> **WHAT YOU HAVE TO DO**: If an entry holds a picture, leave the picture out and copy the rest of the listing exactly.

> **DATA RECORDS**:

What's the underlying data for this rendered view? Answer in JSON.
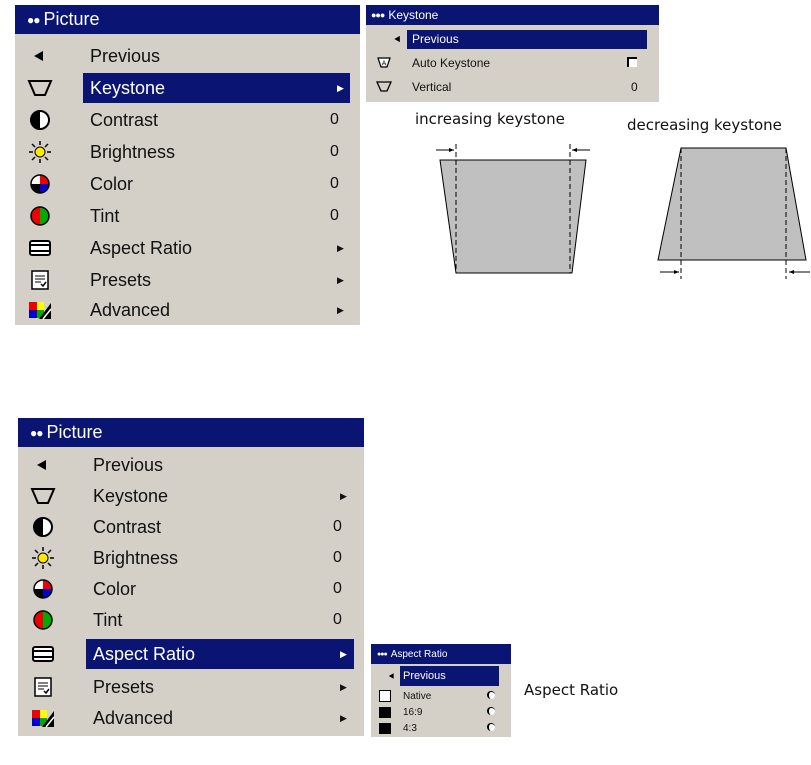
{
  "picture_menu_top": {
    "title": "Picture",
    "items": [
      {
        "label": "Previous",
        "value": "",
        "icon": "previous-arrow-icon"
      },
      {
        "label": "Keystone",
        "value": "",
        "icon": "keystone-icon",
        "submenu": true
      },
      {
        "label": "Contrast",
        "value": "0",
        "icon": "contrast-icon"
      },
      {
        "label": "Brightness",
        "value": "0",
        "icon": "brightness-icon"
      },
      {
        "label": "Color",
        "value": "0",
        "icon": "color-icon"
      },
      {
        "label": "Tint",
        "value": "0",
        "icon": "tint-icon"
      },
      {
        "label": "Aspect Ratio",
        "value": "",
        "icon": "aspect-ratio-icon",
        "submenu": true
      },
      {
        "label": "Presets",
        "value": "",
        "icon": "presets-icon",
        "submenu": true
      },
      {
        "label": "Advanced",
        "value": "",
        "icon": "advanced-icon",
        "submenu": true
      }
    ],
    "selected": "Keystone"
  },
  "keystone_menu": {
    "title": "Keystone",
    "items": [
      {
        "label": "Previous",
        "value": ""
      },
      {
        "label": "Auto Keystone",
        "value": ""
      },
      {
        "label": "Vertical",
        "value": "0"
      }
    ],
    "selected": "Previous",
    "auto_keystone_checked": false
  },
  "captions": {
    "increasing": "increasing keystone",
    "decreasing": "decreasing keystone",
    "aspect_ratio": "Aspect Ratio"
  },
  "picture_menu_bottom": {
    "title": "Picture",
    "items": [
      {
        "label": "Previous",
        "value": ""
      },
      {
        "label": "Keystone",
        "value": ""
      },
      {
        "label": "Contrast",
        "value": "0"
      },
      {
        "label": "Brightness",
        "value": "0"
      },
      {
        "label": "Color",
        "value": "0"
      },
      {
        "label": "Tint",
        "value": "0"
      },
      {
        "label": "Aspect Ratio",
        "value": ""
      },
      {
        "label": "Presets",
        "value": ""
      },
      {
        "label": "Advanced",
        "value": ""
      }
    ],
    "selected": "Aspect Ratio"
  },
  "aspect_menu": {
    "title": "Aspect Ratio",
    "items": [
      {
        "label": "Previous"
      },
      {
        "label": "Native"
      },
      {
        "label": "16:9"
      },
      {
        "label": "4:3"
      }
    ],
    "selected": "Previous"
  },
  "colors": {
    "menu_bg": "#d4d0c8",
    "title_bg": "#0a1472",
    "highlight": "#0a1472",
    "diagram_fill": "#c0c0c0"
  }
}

> **YOUR RESPONSE**:
What's the underlying data for this rendered view? Answer in JSON.
{
  "picture_menu_top": {
    "title": "Picture",
    "items": [
      {
        "label": "Previous",
        "value": "",
        "icon": "previous-arrow-icon"
      },
      {
        "label": "Keystone",
        "value": "",
        "icon": "keystone-icon",
        "submenu": true
      },
      {
        "label": "Contrast",
        "value": "0",
        "icon": "contrast-icon"
      },
      {
        "label": "Brightness",
        "value": "0",
        "icon": "brightness-icon"
      },
      {
        "label": "Color",
        "value": "0",
        "icon": "color-icon"
      },
      {
        "label": "Tint",
        "value": "0",
        "icon": "tint-icon"
      },
      {
        "label": "Aspect Ratio",
        "value": "",
        "icon": "aspect-ratio-icon",
        "submenu": true
      },
      {
        "label": "Presets",
        "value": "",
        "icon": "presets-icon",
        "submenu": true
      },
      {
        "label": "Advanced",
        "value": "",
        "icon": "advanced-icon",
        "submenu": true
      }
    ],
    "selected": "Keystone"
  },
  "keystone_menu": {
    "title": "Keystone",
    "items": [
      {
        "label": "Previous",
        "value": ""
      },
      {
        "label": "Auto Keystone",
        "value": ""
      },
      {
        "label": "Vertical",
        "value": "0"
      }
    ],
    "selected": "Previous",
    "auto_keystone_checked": false
  },
  "captions": {
    "increasing": "increasing keystone",
    "decreasing": "decreasing keystone",
    "aspect_ratio": "Aspect Ratio"
  },
  "picture_menu_bottom": {
    "title": "Picture",
    "items": [
      {
        "label": "Previous",
        "value": ""
      },
      {
        "label": "Keystone",
        "value": ""
      },
      {
        "label": "Contrast",
        "value": "0"
      },
      {
        "label": "Brightness",
        "value": "0"
      },
      {
        "label": "Color",
        "value": "0"
      },
      {
        "label": "Tint",
        "value": "0"
      },
      {
        "label": "Aspect Ratio",
        "value": ""
      },
      {
        "label": "Presets",
        "value": ""
      },
      {
        "label": "Advanced",
        "value": ""
      }
    ],
    "selected": "Aspect Ratio"
  },
  "aspect_menu": {
    "title": "Aspect Ratio",
    "items": [
      {
        "label": "Previous"
      },
      {
        "label": "Native"
      },
      {
        "label": "16:9"
      },
      {
        "label": "4:3"
      }
    ],
    "selected": "Previous"
  },
  "colors": {
    "menu_bg": "#d4d0c8",
    "title_bg": "#0a1472",
    "highlight": "#0a1472",
    "diagram_fill": "#c0c0c0"
  }
}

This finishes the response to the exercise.